And thirdly, we just need one more control (just a note change or anything like that, not continuous controll) that fires once every two minutes, how would I do that do you think?

Heres the code i'm working with:

Code:
//  Noah Stahl
//  5/25/2011
//  http://arduinomega.blogspot.com
//  Arduino Mega 2560
//This sketch is used to test the Sharp Long Range Infrared Sensor.
//The sensor output is attached to analog pin 15. Once the distance
//is calculated, it is printed out to the serial monitor.

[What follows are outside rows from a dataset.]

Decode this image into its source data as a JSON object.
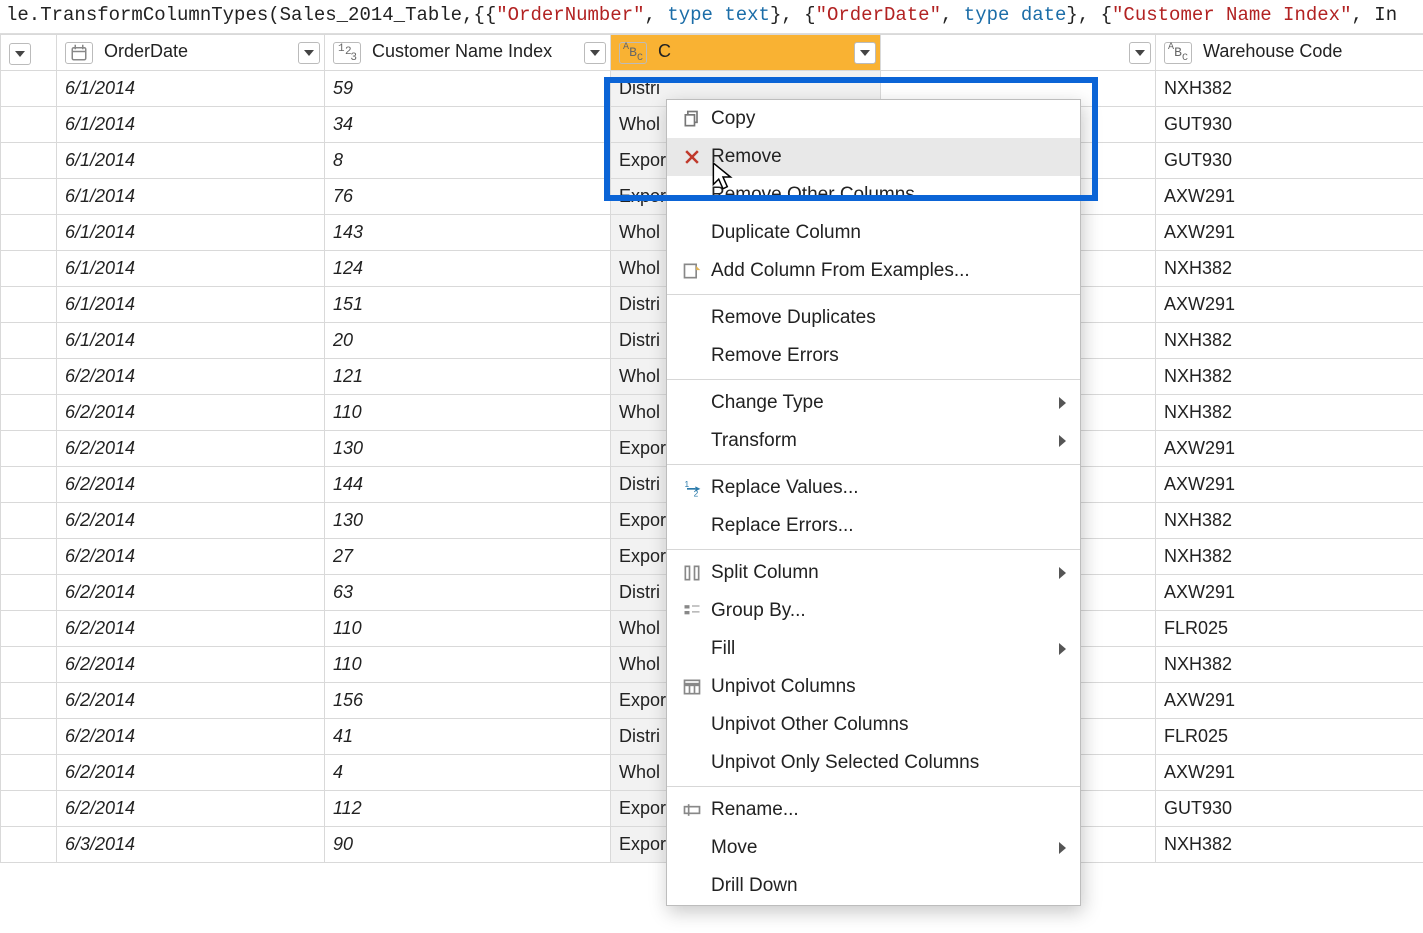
{
  "formula": {
    "prefix": "le.TransformColumnTypes(Sales_2014_Table,{{",
    "s1": "\"OrderNumber\"",
    "kw": "type",
    "kw_text": "text",
    "kw_date": "date",
    "s2": "\"OrderDate\"",
    "s3": "\"Customer Name Index\"",
    "tail": ", In"
  },
  "columns": {
    "orderDate": "OrderDate",
    "custIndex": "Customer Name Index",
    "channelPrefix": "C",
    "warehouse": "Warehouse Code"
  },
  "rows": [
    {
      "date": "6/1/2014",
      "idx": 59,
      "chan": "Distri",
      "wh": "NXH382"
    },
    {
      "date": "6/1/2014",
      "idx": 34,
      "chan": "Whol",
      "wh": "GUT930"
    },
    {
      "date": "6/1/2014",
      "idx": 8,
      "chan": "Expor",
      "wh": "GUT930"
    },
    {
      "date": "6/1/2014",
      "idx": 76,
      "chan": "Expor",
      "wh": "AXW291"
    },
    {
      "date": "6/1/2014",
      "idx": 143,
      "chan": "Whol",
      "wh": "AXW291"
    },
    {
      "date": "6/1/2014",
      "idx": 124,
      "chan": "Whol",
      "wh": "NXH382"
    },
    {
      "date": "6/1/2014",
      "idx": 151,
      "chan": "Distri",
      "wh": "AXW291"
    },
    {
      "date": "6/1/2014",
      "idx": 20,
      "chan": "Distri",
      "wh": "NXH382"
    },
    {
      "date": "6/2/2014",
      "idx": 121,
      "chan": "Whol",
      "wh": "NXH382"
    },
    {
      "date": "6/2/2014",
      "idx": 110,
      "chan": "Whol",
      "wh": "NXH382"
    },
    {
      "date": "6/2/2014",
      "idx": 130,
      "chan": "Expor",
      "wh": "AXW291"
    },
    {
      "date": "6/2/2014",
      "idx": 144,
      "chan": "Distri",
      "wh": "AXW291"
    },
    {
      "date": "6/2/2014",
      "idx": 130,
      "chan": "Expor",
      "wh": "NXH382"
    },
    {
      "date": "6/2/2014",
      "idx": 27,
      "chan": "Expor",
      "wh": "NXH382"
    },
    {
      "date": "6/2/2014",
      "idx": 63,
      "chan": "Distri",
      "wh": "AXW291"
    },
    {
      "date": "6/2/2014",
      "idx": 110,
      "chan": "Whol",
      "wh": "FLR025"
    },
    {
      "date": "6/2/2014",
      "idx": 110,
      "chan": "Whol",
      "wh": "NXH382"
    },
    {
      "date": "6/2/2014",
      "idx": 156,
      "chan": "Expor",
      "wh": "AXW291"
    },
    {
      "date": "6/2/2014",
      "idx": 41,
      "chan": "Distri",
      "wh": "FLR025"
    },
    {
      "date": "6/2/2014",
      "idx": 4,
      "chan": "Whol",
      "wh": "AXW291"
    },
    {
      "date": "6/2/2014",
      "idx": 112,
      "chan": "Expor",
      "wh": "GUT930"
    },
    {
      "date": "6/3/2014",
      "idx": 90,
      "chan": "Expor",
      "wh": "NXH382"
    }
  ],
  "menu": {
    "copy": "Copy",
    "remove": "Remove",
    "removeOther": "Remove Other Columns",
    "duplicate": "Duplicate Column",
    "addFromEx": "Add Column From Examples...",
    "removeDup": "Remove Duplicates",
    "removeErr": "Remove Errors",
    "changeType": "Change Type",
    "transform": "Transform",
    "replaceVals": "Replace Values...",
    "replaceErrs": "Replace Errors...",
    "splitColumn": "Split Column",
    "groupBy": "Group By...",
    "fill": "Fill",
    "unpivotCols": "Unpivot Columns",
    "unpivotOther": "Unpivot Other Columns",
    "unpivotOnly": "Unpivot Only Selected Columns",
    "rename": "Rename...",
    "move": "Move",
    "drillDown": "Drill Down"
  }
}
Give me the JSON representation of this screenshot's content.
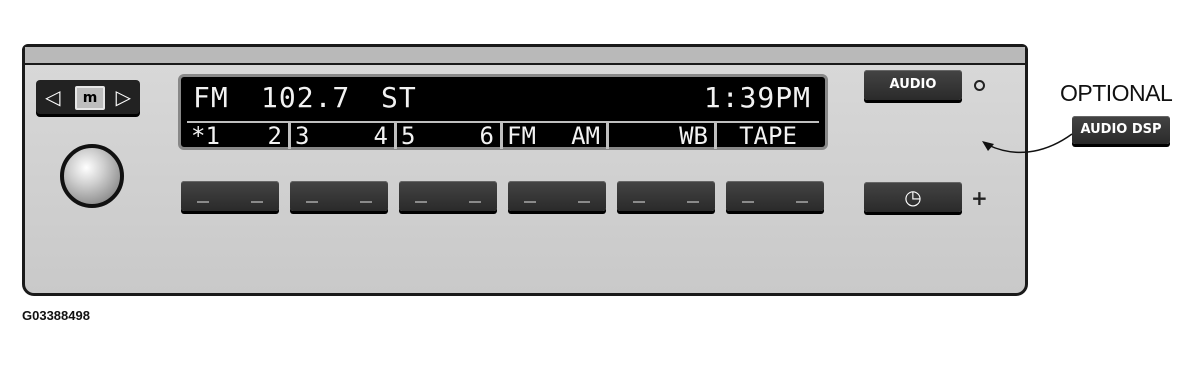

#define sensorIR 1               //Must be an analog pin
float sensorValue, inches, cm;    //Must be of type float for pow()

void setup() {
  Serial.begin(31250);
 
}

void loop() {
  sensorValue = analogRead(sensorIR);
  inches = 4192.936 * pow(sensorValue,-0.935) - 3.937;
  //cm = 10650.08 * pow(sensorValue,-0.935) - 10;
  delay(100);
 
Serial.write(0xb0); // CC message for channel 1
  Serial.write(0x5); // or what ever CC number you want to write to
Serial.write(int(inches) & 0x7f); // keep the inches from going over 127
}

And here is our installation website http://digitalwattle.co.nz/
There is a sweet test video if you want to see what we are doing!

Thanks to anyone who replies, I have to say I'm loving this community, will chuck the arduino logo on our sponsors list on our installation lightbox!

Cheers,

James

AWOL

#1
May 24, 2012, 08:10 am Last Edit: May 24, 2012, 08:17 am by AWOL Reason: 1
The simplest way is not to replicate code, but to use a for loop.
Make sensorIR an array, and in "loop" have a for loop that addresses each in out pin in turn.
Smoothing could be any number of algorithms, and the best will depend on the sensor.
Try a rolling average over, say 10 readings.

Another technique, which uses less memory, is to keep a ruuning value, and for each new reading, multiply the running total by, say 9/10 and add 1/10th of the new reading.

Please do not cross post - I have deleted the other thread on this subject.
"Pete, it's a fool looks for logic in the chambers of the human heart." Ulysses Everett McGill.
Do not send technical questions via personal messaging - they will be ignored.

KingOfSka

Are you using SHARP IR sensors ? if so did you put a bypass capacitor as suggested on the datasheet ?

daatse

the third question should look something like i hope this helps

Code: [Select]

#define delay 120 //(in seconds)
#define duration 2 //(duration of tone in seconds)
unsigned long time;
unsigned long prevtime;
unsigned long starttone;
boolean tone = False;

time = millis()
if (time-prevtime>=(delay*1000))
{
Serial.write(0x90); //note on on channel 0
Serial.write(0x3C); // middle C (not 100% sure)
Serial.write(0x45); // velocity
Prevtime = time;
starttone = time;
tone = TRUE;
}

if (time-tonetime>=(duration*1000)&&tone==TRUE)
{
Serial.write(0x80) ;// note off
Serial.write(0x3C); // middle C
Serial.write(0x45); // velocity (does't matter what you fill in here)
tone=FALSE;

Go Up
 


Please enter a valid email to subscribe

Confirm your email address

We need to confirm your email address.
To complete the subscription, please click the link in the email we just sent you.

Thank you for subscribing!

Arduino
via Egeo 16
Torino, 10131
Italy